**Task directions**
With the pictures excluded, retype the records that follow exactly.

**Supplied material**
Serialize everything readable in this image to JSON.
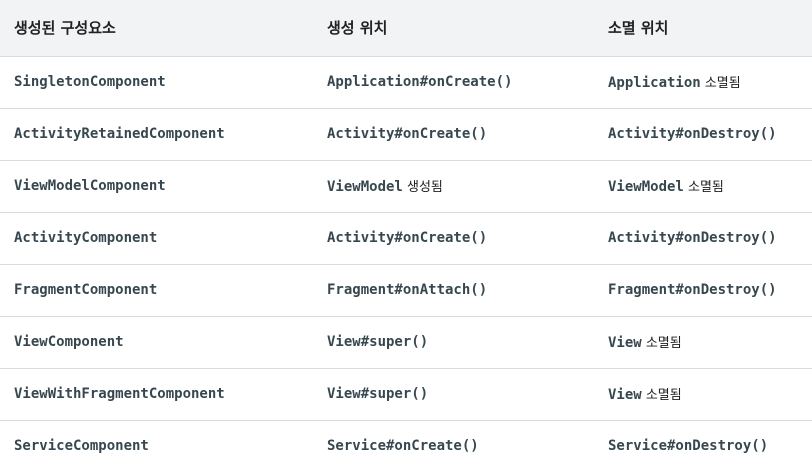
{
  "headers": [
    "생성된 구성요소",
    "생성 위치",
    "소멸 위치"
  ],
  "rows": [
    {
      "component": "SingletonComponent",
      "created": {
        "code": "Application#onCreate()",
        "text": ""
      },
      "destroyed": {
        "code": "Application",
        "text": " 소멸됨"
      }
    },
    {
      "component": "ActivityRetainedComponent",
      "created": {
        "code": "Activity#onCreate()",
        "text": ""
      },
      "destroyed": {
        "code": "Activity#onDestroy()",
        "text": ""
      }
    },
    {
      "component": "ViewModelComponent",
      "created": {
        "code": "ViewModel",
        "text": " 생성됨"
      },
      "destroyed": {
        "code": "ViewModel",
        "text": " 소멸됨"
      }
    },
    {
      "component": "ActivityComponent",
      "created": {
        "code": "Activity#onCreate()",
        "text": ""
      },
      "destroyed": {
        "code": "Activity#onDestroy()",
        "text": ""
      }
    },
    {
      "component": "FragmentComponent",
      "created": {
        "code": "Fragment#onAttach()",
        "text": ""
      },
      "destroyed": {
        "code": "Fragment#onDestroy()",
        "text": ""
      }
    },
    {
      "component": "ViewComponent",
      "created": {
        "code": "View#super()",
        "text": ""
      },
      "destroyed": {
        "code": "View",
        "text": " 소멸됨"
      }
    },
    {
      "component": "ViewWithFragmentComponent",
      "created": {
        "code": "View#super()",
        "text": ""
      },
      "destroyed": {
        "code": "View",
        "text": " 소멸됨"
      }
    },
    {
      "component": "ServiceComponent",
      "created": {
        "code": "Service#onCreate()",
        "text": ""
      },
      "destroyed": {
        "code": "Service#onDestroy()",
        "text": ""
      }
    }
  ]
}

**Solution to this problem**
Serialize everything readable in this image to JSON.
{
  "headers": [
    "생성된 구성요소",
    "생성 위치",
    "소멸 위치"
  ],
  "rows": [
    {
      "component": "SingletonComponent",
      "created": {
        "code": "Application#onCreate()",
        "text": ""
      },
      "destroyed": {
        "code": "Application",
        "text": " 소멸됨"
      }
    },
    {
      "component": "ActivityRetainedComponent",
      "created": {
        "code": "Activity#onCreate()",
        "text": ""
      },
      "destroyed": {
        "code": "Activity#onDestroy()",
        "text": ""
      }
    },
    {
      "component": "ViewModelComponent",
      "created": {
        "code": "ViewModel",
        "text": " 생성됨"
      },
      "destroyed": {
        "code": "ViewModel",
        "text": " 소멸됨"
      }
    },
    {
      "component": "ActivityComponent",
      "created": {
        "code": "Activity#onCreate()",
        "text": ""
      },
      "destroyed": {
        "code": "Activity#onDestroy()",
        "text": ""
      }
    },
    {
      "component": "FragmentComponent",
      "created": {
        "code": "Fragment#onAttach()",
        "text": ""
      },
      "destroyed": {
        "code": "Fragment#onDestroy()",
        "text": ""
      }
    },
    {
      "component": "ViewComponent",
      "created": {
        "code": "View#super()",
        "text": ""
      },
      "destroyed": {
        "code": "View",
        "text": " 소멸됨"
      }
    },
    {
      "component": "ViewWithFragmentComponent",
      "created": {
        "code": "View#super()",
        "text": ""
      },
      "destroyed": {
        "code": "View",
        "text": " 소멸됨"
      }
    },
    {
      "component": "ServiceComponent",
      "created": {
        "code": "Service#onCreate()",
        "text": ""
      },
      "destroyed": {
        "code": "Service#onDestroy()",
        "text": ""
      }
    }
  ]
}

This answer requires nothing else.